SGT Thomas Canfield
The importance of Shoulder Mobility
Our shoulder is a complex ball and socket joint comprised of different muscle groups allowing for a multi-plane joint movement. The shoulders most superficial muscle group is comprised of the deltoid complex; the anterior, posterior, and medial portions. Anterior deltoid is most utilized in forward plane movements such as bench press, front deltoid lifts, and military press. Medial deltoid is used most notably in lateral deltoid lifts and any type of shoulder press. Finally, the posterior deltoid is utilized in rear movements such as rear deltoid fly’s, high cable rows, and trap lifts. When proper posture is recognized, the shoulder can properly utilize all three muscle groups in a shoulder or military press. If an individual’s posture is compromised autogenic inhibition is altered and certain aspects of the deltoid may take a stronger role in a lift. In this situation, that muscle will eventually become overused and suffer injury because it is less supported by the entire shoulder.
Secondary muscles labeled as stabilizers in the shoulders are classified as the S.I.T.S. muscles; supraspinatus, infraspinatus, terres minor, and subscapularis. These muscles are NOT meant to take heavy weighted loads in movement. In fact these muscles simply support motions and movement such as adduction, abduction, and external and internal rotation. When the deltoid muscles are out of alignment, stabilizers may have a larger role in the movement due to tired deltoid muscles. If these stabilizers take a larger role in motion they run the risk of being injured. Different types of injuries may include shoulder impingement, acromioclavicular injuries, and arthritis.
In order to prevent injury, it is important to dynamically warm up the shoulders prior to a workout including chest day. Full movement in range of motion and resistance can assist in properly warming up and strengthening the deltoid and stabilizers.
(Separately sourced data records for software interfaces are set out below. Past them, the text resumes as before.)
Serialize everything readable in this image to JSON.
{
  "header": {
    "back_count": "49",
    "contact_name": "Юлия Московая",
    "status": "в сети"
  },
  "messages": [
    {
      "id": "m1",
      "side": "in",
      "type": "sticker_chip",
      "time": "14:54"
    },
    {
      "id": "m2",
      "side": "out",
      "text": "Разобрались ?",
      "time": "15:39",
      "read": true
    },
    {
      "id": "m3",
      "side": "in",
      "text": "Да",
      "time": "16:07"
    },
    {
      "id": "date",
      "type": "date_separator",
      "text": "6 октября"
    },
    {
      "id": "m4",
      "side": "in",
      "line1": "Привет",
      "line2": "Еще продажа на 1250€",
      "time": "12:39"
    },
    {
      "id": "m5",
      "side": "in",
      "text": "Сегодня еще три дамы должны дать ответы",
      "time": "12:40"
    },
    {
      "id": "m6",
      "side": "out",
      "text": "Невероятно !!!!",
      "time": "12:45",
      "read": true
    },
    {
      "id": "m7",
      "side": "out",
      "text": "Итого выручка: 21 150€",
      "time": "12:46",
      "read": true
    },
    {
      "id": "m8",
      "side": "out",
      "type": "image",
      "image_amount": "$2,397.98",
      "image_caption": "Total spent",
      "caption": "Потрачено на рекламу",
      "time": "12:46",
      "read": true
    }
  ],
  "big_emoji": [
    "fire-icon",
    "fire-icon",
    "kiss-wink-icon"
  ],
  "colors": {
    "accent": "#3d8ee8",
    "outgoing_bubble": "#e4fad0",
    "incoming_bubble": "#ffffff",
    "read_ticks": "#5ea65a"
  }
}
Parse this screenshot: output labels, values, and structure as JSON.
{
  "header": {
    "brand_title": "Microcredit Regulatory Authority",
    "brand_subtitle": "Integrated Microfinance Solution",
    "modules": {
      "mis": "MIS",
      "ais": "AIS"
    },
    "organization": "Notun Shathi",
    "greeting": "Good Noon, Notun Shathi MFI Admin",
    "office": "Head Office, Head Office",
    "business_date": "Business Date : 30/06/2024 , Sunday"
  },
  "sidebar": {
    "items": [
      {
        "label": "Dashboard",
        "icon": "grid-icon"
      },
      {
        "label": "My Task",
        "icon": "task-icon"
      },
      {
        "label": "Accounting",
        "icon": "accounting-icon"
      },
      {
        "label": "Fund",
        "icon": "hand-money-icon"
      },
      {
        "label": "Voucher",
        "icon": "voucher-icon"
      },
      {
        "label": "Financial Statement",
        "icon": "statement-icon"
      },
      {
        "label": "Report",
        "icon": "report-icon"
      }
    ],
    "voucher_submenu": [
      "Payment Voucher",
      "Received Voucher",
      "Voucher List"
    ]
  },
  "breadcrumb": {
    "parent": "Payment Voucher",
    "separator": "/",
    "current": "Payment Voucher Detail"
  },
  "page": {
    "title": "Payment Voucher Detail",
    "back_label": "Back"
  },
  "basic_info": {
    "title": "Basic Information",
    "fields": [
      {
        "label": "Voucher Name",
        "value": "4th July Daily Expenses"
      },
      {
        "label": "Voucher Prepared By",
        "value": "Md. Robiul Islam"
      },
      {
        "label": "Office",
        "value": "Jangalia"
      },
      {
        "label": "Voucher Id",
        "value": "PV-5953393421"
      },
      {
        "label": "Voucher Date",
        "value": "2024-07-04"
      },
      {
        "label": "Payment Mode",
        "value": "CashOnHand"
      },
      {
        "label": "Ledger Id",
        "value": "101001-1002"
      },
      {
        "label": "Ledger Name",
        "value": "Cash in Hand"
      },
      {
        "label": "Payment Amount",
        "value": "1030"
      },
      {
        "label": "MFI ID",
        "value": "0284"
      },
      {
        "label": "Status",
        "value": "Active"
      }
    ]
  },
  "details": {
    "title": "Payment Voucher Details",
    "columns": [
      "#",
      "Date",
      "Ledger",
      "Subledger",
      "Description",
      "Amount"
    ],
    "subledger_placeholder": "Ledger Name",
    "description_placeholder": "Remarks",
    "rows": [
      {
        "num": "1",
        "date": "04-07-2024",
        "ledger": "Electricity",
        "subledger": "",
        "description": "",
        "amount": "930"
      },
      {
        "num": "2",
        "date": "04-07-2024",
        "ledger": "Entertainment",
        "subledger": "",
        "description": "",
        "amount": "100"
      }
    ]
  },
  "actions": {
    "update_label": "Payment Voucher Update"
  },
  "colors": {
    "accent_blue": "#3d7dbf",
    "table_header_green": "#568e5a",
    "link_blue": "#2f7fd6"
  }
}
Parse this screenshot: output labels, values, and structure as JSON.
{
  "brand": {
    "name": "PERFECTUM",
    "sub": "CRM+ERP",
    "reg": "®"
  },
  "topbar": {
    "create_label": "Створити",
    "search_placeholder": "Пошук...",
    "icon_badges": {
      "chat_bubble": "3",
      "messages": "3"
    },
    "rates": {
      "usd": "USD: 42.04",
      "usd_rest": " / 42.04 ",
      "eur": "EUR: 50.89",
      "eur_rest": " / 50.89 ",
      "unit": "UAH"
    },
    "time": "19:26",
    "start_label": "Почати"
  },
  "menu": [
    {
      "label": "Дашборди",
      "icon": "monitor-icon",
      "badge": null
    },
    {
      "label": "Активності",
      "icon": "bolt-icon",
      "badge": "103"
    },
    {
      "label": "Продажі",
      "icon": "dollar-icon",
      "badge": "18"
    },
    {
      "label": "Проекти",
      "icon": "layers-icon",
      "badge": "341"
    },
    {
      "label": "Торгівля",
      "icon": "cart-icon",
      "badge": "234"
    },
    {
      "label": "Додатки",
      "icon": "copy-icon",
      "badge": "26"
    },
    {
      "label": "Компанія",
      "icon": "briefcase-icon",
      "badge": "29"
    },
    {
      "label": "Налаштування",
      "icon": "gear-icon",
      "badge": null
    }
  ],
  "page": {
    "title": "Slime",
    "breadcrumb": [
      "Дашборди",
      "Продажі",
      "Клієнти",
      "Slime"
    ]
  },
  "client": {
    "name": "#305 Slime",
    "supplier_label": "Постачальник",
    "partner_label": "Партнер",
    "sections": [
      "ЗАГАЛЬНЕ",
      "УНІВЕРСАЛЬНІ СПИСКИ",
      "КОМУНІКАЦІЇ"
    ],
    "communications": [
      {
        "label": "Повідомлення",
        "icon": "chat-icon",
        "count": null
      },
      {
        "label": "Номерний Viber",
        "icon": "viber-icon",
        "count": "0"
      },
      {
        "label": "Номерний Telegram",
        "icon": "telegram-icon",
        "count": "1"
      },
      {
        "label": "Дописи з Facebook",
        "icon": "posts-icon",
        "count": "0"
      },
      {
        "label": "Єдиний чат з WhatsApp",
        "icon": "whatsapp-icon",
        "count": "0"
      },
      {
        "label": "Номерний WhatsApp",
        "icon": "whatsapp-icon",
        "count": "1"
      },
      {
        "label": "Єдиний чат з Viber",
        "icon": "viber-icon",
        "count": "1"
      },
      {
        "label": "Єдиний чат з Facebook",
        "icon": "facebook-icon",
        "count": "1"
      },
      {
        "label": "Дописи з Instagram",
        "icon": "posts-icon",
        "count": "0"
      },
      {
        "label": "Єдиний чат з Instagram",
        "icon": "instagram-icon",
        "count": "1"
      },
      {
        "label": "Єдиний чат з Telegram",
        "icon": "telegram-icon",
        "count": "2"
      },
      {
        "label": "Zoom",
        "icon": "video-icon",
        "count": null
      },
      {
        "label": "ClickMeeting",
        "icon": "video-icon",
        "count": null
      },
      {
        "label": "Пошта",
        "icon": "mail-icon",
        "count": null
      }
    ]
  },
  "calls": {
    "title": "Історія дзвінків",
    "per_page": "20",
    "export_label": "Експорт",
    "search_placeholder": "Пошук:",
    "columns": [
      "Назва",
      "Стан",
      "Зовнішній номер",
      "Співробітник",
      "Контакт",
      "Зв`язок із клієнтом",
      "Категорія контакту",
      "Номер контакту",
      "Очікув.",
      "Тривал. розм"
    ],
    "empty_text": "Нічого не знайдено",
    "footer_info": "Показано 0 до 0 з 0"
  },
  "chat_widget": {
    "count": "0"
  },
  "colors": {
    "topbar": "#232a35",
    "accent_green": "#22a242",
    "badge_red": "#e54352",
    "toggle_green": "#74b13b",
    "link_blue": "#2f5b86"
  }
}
Again, when placing resistance to stabilizer movements it must remain fairly light to prevent injury.
Recommended warm-up routine may be:
Using a resistance band:
-I,T,Y, while remaining Prone
– external and internal rotations
-adduction and abduction of the shoulder
-hand stand holds or overhead press and hold
Link to a shoulder warmup: https://youtu.be/C49y4jEozTc
Stretching post workout
After working out it is important to stretch the shoulder joint to increase range of motion and to prevent adhesions forming from hard lifting work. Stretches should place the shoulder joint into normal range of motion with slight pressure to bring the joint into full range of motion without causing pain. This stretch should be held for 30 seconds to properly stimulate the Golgi tendon organ and causing a release in the muscle spindles.
Link to a stretching example: https://youtu.be/SedzswEwpPw
Griffin, L., (2005). Essentials of Musculoskeletal Care, 3rd Edition. American Academy of Orthopedic Surgeons and American Academy of Pediatrics.